Congenital cytomegalovirus is the most frequent, yet under-recognised, infectious cause of newborn malformation in developed countries. Despite its clinical and public health importance, questions remain regarding the best diagnostic methods for identifying maternal and neonatal infection, and regarding optimal prevention and therapeutic strategies for infected mothers and neonates. The absence of guidelines impairs global efforts to decrease the effect of congenital cytomegalovirus. Data in the literature suggest that congenital cytomegalovirus infection remains a research priority, but data are yet to be translated into clinical practice...
June 2017: Lancet Infectious Diseases
https://www.readbyqxmd.com/read/28331629/congenital-diaphragmatic-hernia-a-review
#20
REVIEW
Praveen Kumar Chandrasekharan, Munmun Rawat, Rajeshwari Madappa, David H Rothstein, Satyan Lakshminrusimha
Congenital Diaphragmatic hernia (CDH) is a condition characterized by a defect in the diaphragm leading to protrusion of abdominal contents into the thoracic cavity interfering with normal development of the lungs. The defect may range from a small aperture in the posterior muscle rim to complete absence of diaphragm. The pathophysiology of CDH is a combination of lung hypoplasia and immaturity associated with persistent pulmonary hypertension of newborn (PPHN) and cardiac dysfunction. Prenatal assessment of lung to head ratio (LHR) and position of the liver by ultrasound are used to diagnose and predict outcomes...
2017: Maternal Health, Neonatology and Perinatology
label_collection
label_collection
4156
1
2
2017-05-24 13:34:15
Fetch more papers »
Fetching more papers... Fetching...
Read by QxMD. Sign in or create an account to discover new knowledge that matter to you.
Remove bar
Read by QxMD icon Read
×

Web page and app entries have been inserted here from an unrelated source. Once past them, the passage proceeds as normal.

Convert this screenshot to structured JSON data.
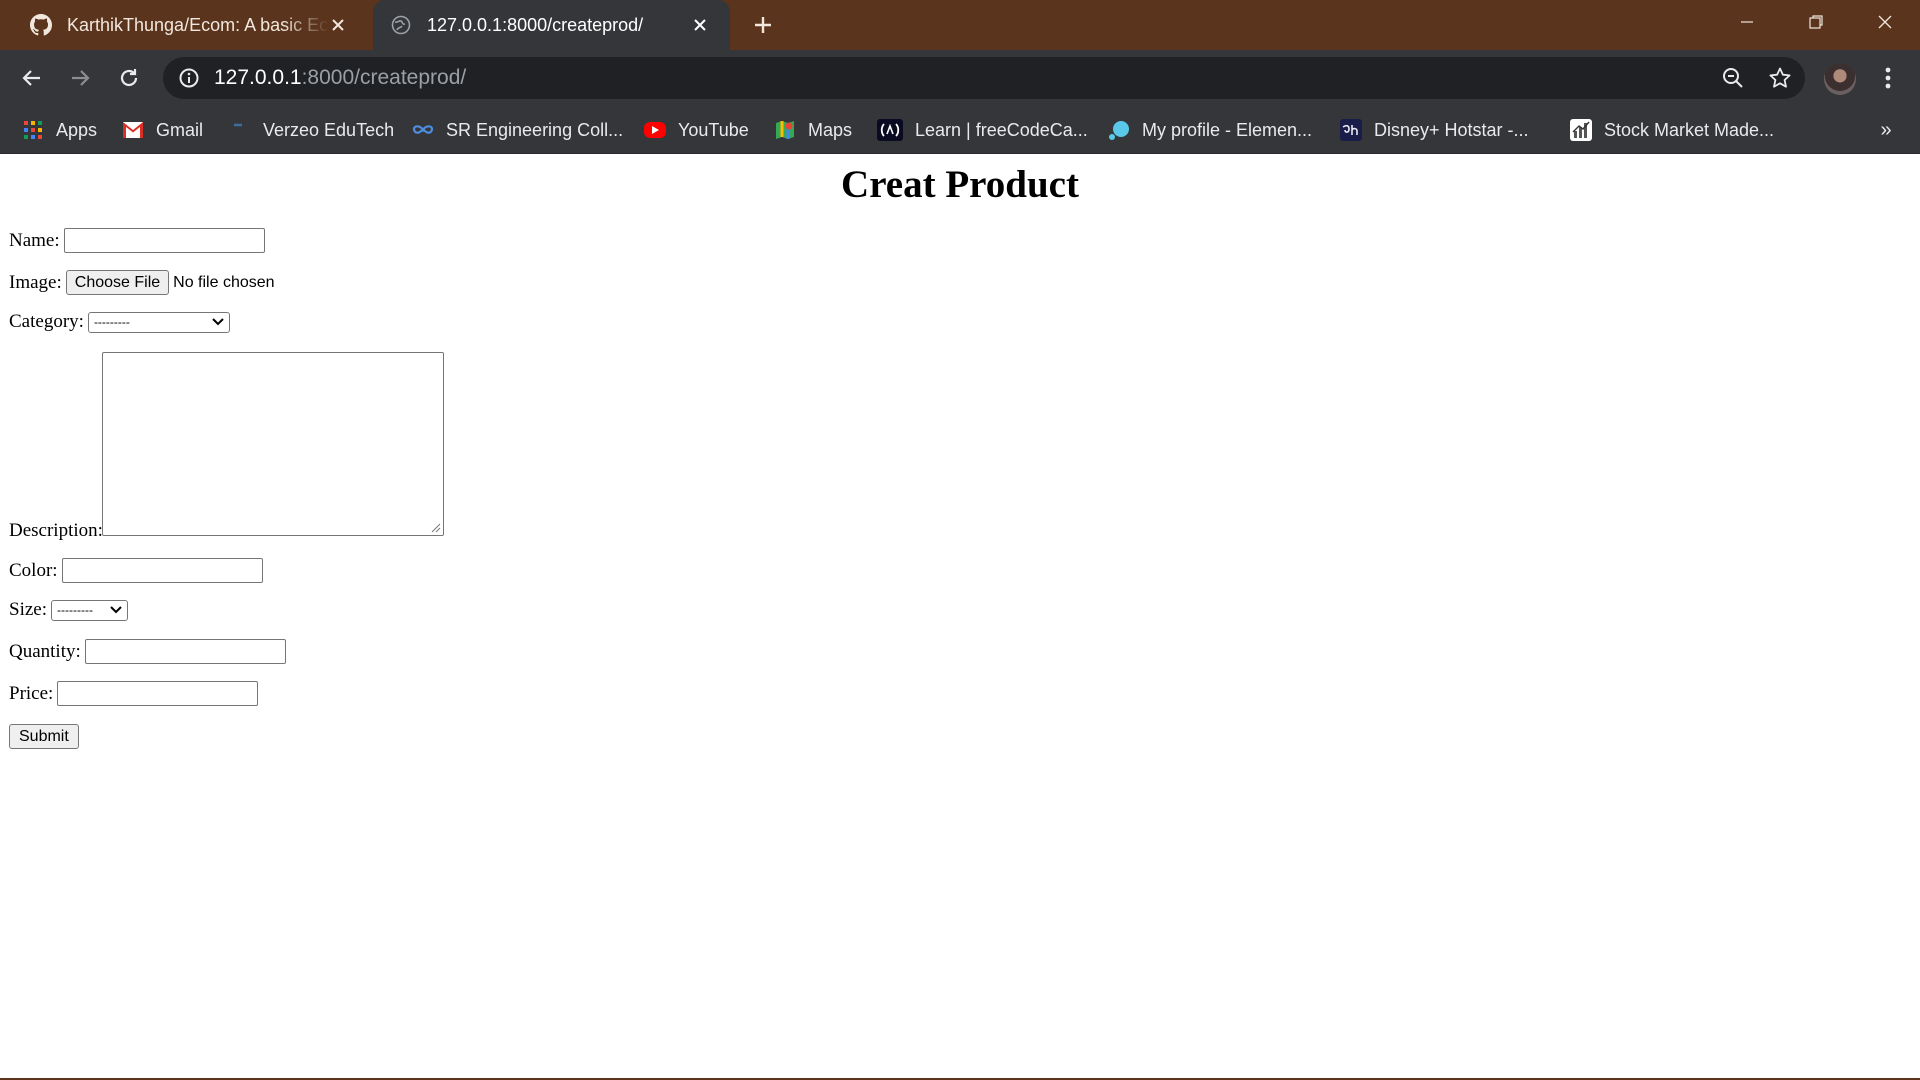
{
  "browser": {
    "tabs": [
      {
        "title": "KarthikThunga/Ecom: A basic Ecom",
        "favicon": "github-icon",
        "active": false
      },
      {
        "title": "127.0.0.1:8000/createprod/",
        "favicon": "globe-icon",
        "active": true
      }
    ],
    "url_host": "127.0.0.1",
    "url_rest": ":8000/createprod/",
    "bookmarks": [
      {
        "label": "Apps",
        "icon": "apps-grid-icon"
      },
      {
        "label": "Gmail",
        "icon": "gmail-icon"
      },
      {
        "label": "Verzeo EduTech",
        "icon": "verzeo-icon"
      },
      {
        "label": "SR Engineering Coll...",
        "icon": "sr-engineering-icon"
      },
      {
        "label": "YouTube",
        "icon": "youtube-icon"
      },
      {
        "label": "Maps",
        "icon": "maps-icon"
      },
      {
        "label": "Learn | freeCodeCa...",
        "icon": "freecodecamp-icon"
      },
      {
        "label": "My profile - Elemen...",
        "icon": "element-icon"
      },
      {
        "label": "Disney+ Hotstar -...",
        "icon": "hotstar-icon"
      },
      {
        "label": "Stock Market Made...",
        "icon": "stock-chart-icon"
      }
    ],
    "bookmarks_more": "»"
  },
  "form": {
    "title": "Creat Product",
    "name_label": "Name:",
    "name_value": "",
    "image_label": "Image:",
    "file_button": "Choose File",
    "file_status": "No file chosen",
    "category_label": "Category:",
    "category_selected": "---------",
    "description_label": "Description:",
    "description_value": "",
    "color_label": "Color:",
    "color_value": "",
    "size_label": "Size:",
    "size_selected": "---------",
    "quantity_label": "Quantity:",
    "quantity_value": "",
    "price_label": "Price:",
    "price_value": "",
    "submit_label": "Submit"
  },
  "colors": {
    "tabstrip": "#5a341d",
    "toolbar": "#35363a",
    "omnibox": "#202124"
  }
}
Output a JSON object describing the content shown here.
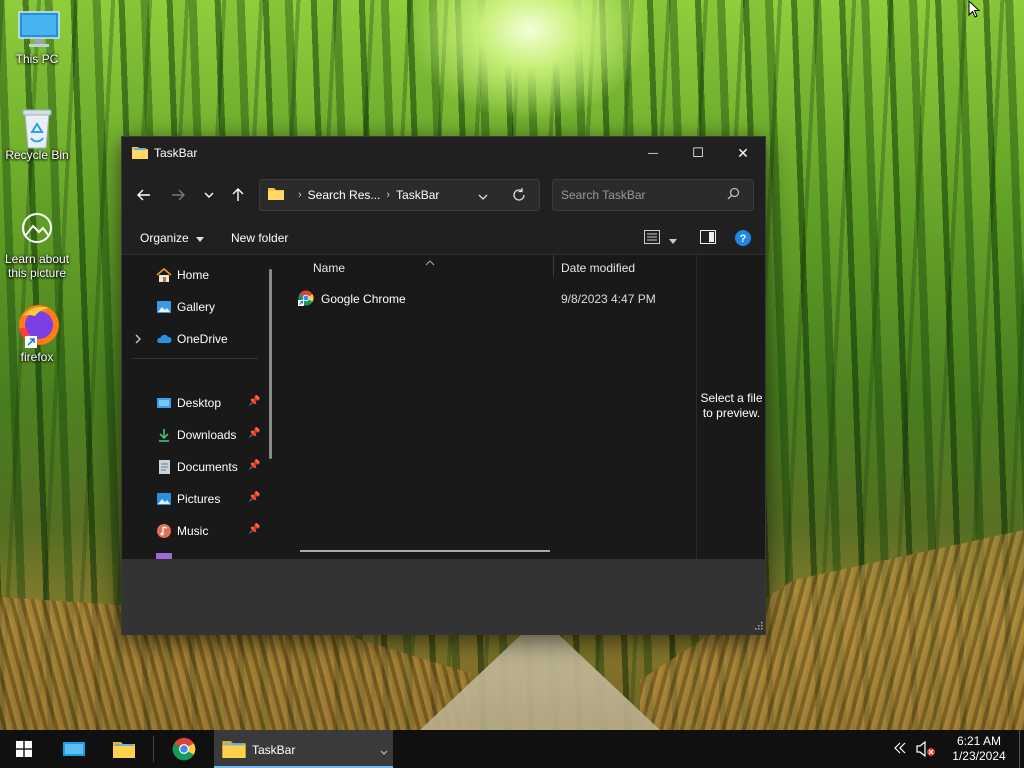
{
  "desktop": {
    "icons": [
      {
        "label": "This PC"
      },
      {
        "label": "Recycle Bin"
      },
      {
        "label": "Learn about this picture"
      },
      {
        "label": "firefox"
      }
    ]
  },
  "window": {
    "title": "TaskBar",
    "controls": {
      "minimize": "—",
      "maximize": "☐",
      "close": "✕"
    },
    "address": {
      "crumbs": [
        "Search Res...",
        "TaskBar"
      ]
    },
    "search": {
      "placeholder": "Search TaskBar"
    },
    "commands": {
      "organize": "Organize",
      "new_folder": "New folder"
    },
    "nav": {
      "home": "Home",
      "gallery": "Gallery",
      "onedrive": "OneDrive",
      "desktop": "Desktop",
      "downloads": "Downloads",
      "documents": "Documents",
      "pictures": "Pictures",
      "music": "Music"
    },
    "columns": {
      "name": "Name",
      "date_modified": "Date modified"
    },
    "files": [
      {
        "name": "Google Chrome",
        "date_modified": "9/8/2023 4:47 PM"
      }
    ],
    "preview_text": "Select a file to preview."
  },
  "taskbar": {
    "active_window_label": "TaskBar",
    "clock": {
      "time": "6:21 AM",
      "date": "1/23/2024"
    }
  },
  "colors": {
    "accent": "#76b9ed",
    "window_bg": "#191919",
    "chrome_bg": "#202020",
    "status_bg": "#333333"
  }
}
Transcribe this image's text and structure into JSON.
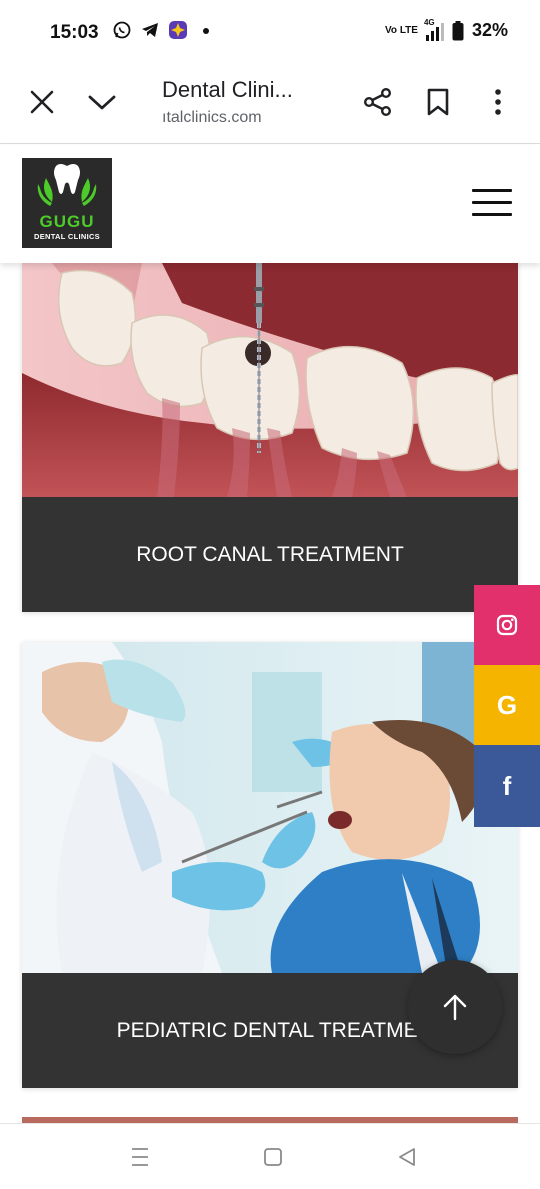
{
  "status_bar": {
    "time": "15:03",
    "left_icons": [
      "whatsapp-icon",
      "telegram-icon",
      "app-icon",
      "notification-dot-icon"
    ],
    "network_label": "Vo LTE",
    "network_type": "4G",
    "battery": "32%"
  },
  "browser": {
    "title": "Dental Clini...",
    "url": "ıtalclinics.com",
    "buttons": [
      "close-icon",
      "chevron-down-icon",
      "share-icon",
      "bookmark-icon",
      "more-vert-icon"
    ]
  },
  "site": {
    "logo_brand": "GUGU",
    "logo_sub": "DENTAL CLINICS",
    "brand_green": "#4ccb2a"
  },
  "cards": [
    {
      "caption": "ROOT CANAL TREATMENT"
    },
    {
      "caption": "PEDIATRIC DENTAL TREATMEI"
    }
  ],
  "social": [
    {
      "name": "instagram",
      "color": "#e1306c"
    },
    {
      "name": "google",
      "color": "#f4b400",
      "glyph": "G"
    },
    {
      "name": "facebook",
      "color": "#3b5998",
      "glyph": "f"
    }
  ],
  "colors": {
    "caption_bg": "#333333",
    "accent_pink": "#e1306c",
    "accent_gold": "#f4b400",
    "accent_blue": "#3b5998"
  }
}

Search Tips

Use Boolean operators: AND/OR

diabetic AND foot
diabetes OR diabetic

Exclude a word using the 'minus' sign

Virchow -triad

Use Parentheses

water AND (cup OR glass)

Add an asterisk (*) at end of a word to include word stems

Neuro* will search for Neurology, Neuroscientist, Neurological, and so on

Use quotes to search for an exact phrase

"primary prevention of cancer"
(heart or cardiac or cardio*) AND arrest -"American Heart Association"